• [WHAT YOU NEED TO DO] Repeat the entries below exactly, missing none.

Source data
/---

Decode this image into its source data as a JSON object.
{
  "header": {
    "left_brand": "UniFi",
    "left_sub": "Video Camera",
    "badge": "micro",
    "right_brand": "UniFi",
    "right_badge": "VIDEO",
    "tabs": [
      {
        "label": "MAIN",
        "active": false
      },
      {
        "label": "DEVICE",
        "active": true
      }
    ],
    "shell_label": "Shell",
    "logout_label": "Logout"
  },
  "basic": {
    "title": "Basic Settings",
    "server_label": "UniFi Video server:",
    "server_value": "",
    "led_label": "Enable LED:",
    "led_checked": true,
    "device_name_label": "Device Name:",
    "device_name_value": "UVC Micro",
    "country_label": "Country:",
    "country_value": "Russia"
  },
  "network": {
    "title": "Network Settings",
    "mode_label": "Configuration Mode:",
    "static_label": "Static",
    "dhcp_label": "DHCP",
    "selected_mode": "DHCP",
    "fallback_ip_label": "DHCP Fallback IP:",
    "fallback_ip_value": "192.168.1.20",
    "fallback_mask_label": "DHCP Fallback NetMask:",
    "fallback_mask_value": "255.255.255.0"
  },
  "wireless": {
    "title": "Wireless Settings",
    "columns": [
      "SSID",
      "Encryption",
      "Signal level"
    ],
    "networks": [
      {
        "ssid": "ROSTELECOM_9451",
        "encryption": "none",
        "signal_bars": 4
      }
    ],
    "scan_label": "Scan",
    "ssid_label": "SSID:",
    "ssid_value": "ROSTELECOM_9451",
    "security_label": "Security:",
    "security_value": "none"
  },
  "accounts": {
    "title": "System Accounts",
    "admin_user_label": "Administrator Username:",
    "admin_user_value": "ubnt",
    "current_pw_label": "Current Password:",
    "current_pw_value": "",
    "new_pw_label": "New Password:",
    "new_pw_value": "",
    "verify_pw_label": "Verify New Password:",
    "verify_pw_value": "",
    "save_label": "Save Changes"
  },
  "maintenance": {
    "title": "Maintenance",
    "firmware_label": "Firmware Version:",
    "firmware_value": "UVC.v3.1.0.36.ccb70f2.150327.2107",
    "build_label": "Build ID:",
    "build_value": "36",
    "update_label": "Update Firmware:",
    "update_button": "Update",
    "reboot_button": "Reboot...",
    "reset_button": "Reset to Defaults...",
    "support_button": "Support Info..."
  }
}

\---

• [REPLY TO THE TASK]
Decode this image into its source data as a JSON object.
{
  "header": {
    "left_brand": "UniFi",
    "left_sub": "Video Camera",
    "badge": "micro",
    "right_brand": "UniFi",
    "right_badge": "VIDEO",
    "tabs": [
      {
        "label": "MAIN",
        "active": false
      },
      {
        "label": "DEVICE",
        "active": true
      }
    ],
    "shell_label": "Shell",
    "logout_label": "Logout"
  },
  "basic": {
    "title": "Basic Settings",
    "server_label": "UniFi Video server:",
    "server_value": "",
    "led_label": "Enable LED:",
    "led_checked": true,
    "device_name_label": "Device Name:",
    "device_name_value": "UVC Micro",
    "country_label": "Country:",
    "country_value": "Russia"
  },
  "network": {
    "title": "Network Settings",
    "mode_label": "Configuration Mode:",
    "static_label": "Static",
    "dhcp_label": "DHCP",
    "selected_mode": "DHCP",
    "fallback_ip_label": "DHCP Fallback IP:",
    "fallback_ip_value": "192.168.1.20",
    "fallback_mask_label": "DHCP Fallback NetMask:",
    "fallback_mask_value": "255.255.255.0"
  },
  "wireless": {
    "title": "Wireless Settings",
    "columns": [
      "SSID",
      "Encryption",
      "Signal level"
    ],
    "networks": [
      {
        "ssid": "ROSTELECOM_9451",
        "encryption": "none",
        "signal_bars": 4
      }
    ],
    "scan_label": "Scan",
    "ssid_label": "SSID:",
    "ssid_value": "ROSTELECOM_9451",
    "security_label": "Security:",
    "security_value": "none"
  },
  "accounts": {
    "title": "System Accounts",
    "admin_user_label": "Administrator Username:",
    "admin_user_value": "ubnt",
    "current_pw_label": "Current Password:",
    "current_pw_value": "",
    "new_pw_label": "New Password:",
    "new_pw_value": "",
    "verify_pw_label": "Verify New Password:",
    "verify_pw_value": "",
    "save_label": "Save Changes"
  },
  "maintenance": {
    "title": "Maintenance",
    "firmware_label": "Firmware Version:",
    "firmware_value": "UVC.v3.1.0.36.ccb70f2.150327.2107",
    "build_label": "Build ID:",
    "build_value": "36",
    "update_label": "Update Firmware:",
    "update_button": "Update",
    "reboot_button": "Reboot...",
    "reset_button": "Reset to Defaults...",
    "support_button": "Support Info..."
  }
}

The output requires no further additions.